►

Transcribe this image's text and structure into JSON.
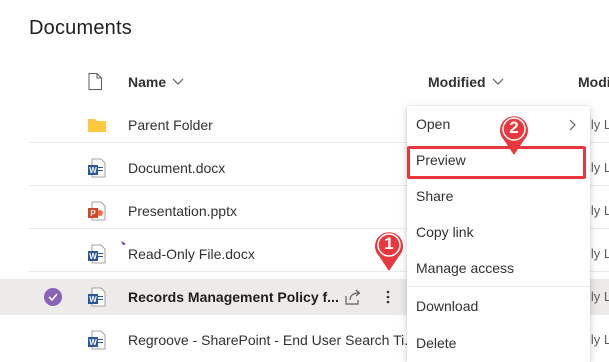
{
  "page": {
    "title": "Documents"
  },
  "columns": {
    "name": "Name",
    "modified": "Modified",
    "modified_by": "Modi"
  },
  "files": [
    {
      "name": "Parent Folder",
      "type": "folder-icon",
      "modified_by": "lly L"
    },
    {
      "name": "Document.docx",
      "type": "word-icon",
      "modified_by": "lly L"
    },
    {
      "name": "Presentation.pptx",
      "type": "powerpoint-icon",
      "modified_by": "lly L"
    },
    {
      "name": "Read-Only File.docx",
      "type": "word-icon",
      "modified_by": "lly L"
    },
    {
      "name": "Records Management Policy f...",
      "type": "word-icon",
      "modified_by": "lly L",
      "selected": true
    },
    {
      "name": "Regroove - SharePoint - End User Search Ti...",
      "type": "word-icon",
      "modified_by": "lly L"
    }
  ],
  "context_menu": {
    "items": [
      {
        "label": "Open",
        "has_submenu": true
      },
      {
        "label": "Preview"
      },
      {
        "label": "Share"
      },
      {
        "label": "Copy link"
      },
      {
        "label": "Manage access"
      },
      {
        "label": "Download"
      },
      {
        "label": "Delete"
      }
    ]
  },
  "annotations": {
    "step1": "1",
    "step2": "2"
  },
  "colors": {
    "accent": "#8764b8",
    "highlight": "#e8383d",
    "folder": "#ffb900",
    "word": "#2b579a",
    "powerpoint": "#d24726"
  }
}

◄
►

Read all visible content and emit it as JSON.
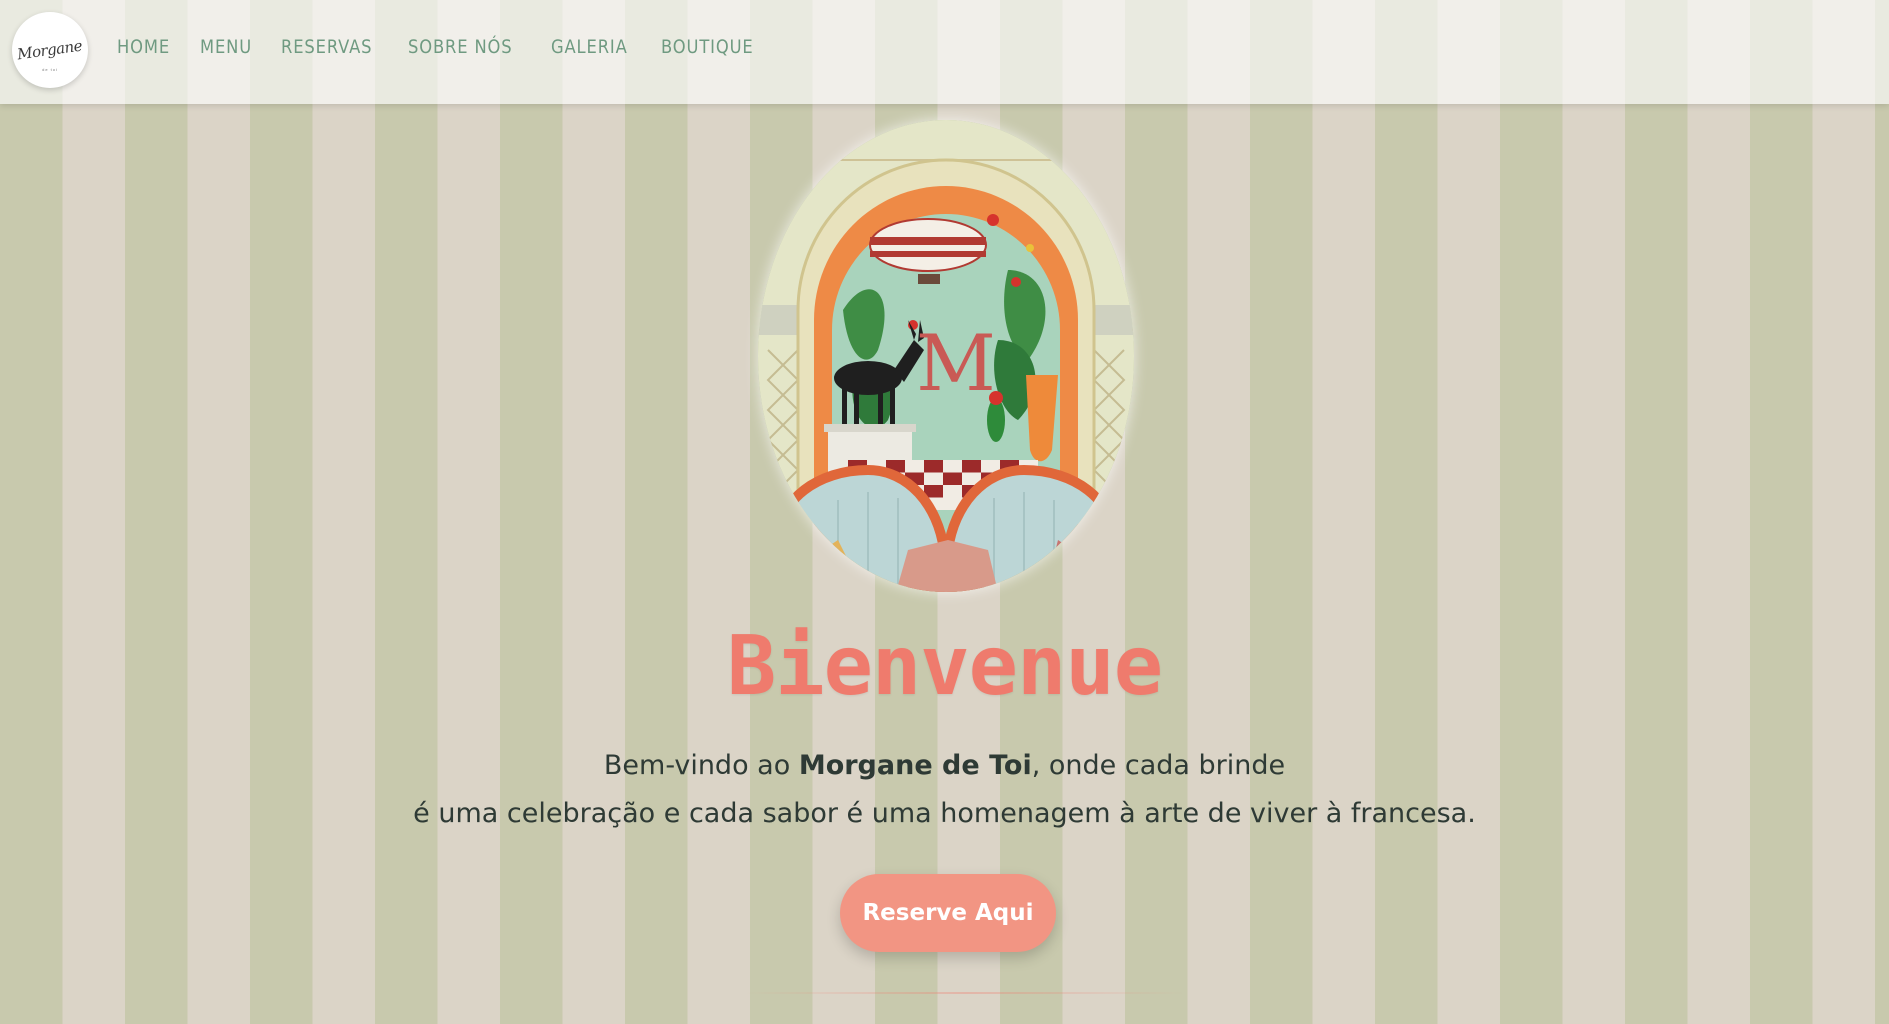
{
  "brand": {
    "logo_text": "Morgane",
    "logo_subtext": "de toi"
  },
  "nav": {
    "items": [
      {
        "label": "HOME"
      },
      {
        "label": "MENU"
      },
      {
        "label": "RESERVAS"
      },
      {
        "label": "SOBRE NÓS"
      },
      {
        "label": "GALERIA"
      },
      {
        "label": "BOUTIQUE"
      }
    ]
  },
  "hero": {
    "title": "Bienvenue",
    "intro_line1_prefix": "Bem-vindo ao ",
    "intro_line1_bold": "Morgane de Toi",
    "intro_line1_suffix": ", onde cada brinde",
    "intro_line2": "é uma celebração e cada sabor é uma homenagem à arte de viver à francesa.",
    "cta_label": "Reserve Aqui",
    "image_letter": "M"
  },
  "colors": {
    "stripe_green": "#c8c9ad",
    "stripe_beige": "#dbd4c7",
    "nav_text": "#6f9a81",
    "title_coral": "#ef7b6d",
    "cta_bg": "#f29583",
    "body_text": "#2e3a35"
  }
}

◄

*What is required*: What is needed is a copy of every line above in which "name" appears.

*Solution*:
    "name": "Name",
      "name": "Parent Folder",
      "name": "Document.docx",
      "name": "Presentation.pptx",
      "name": "Read-Only File.docx",
      "name": "Records Management Policy f...",
      "name": "Regroove - SharePoint - End User Search Ti...",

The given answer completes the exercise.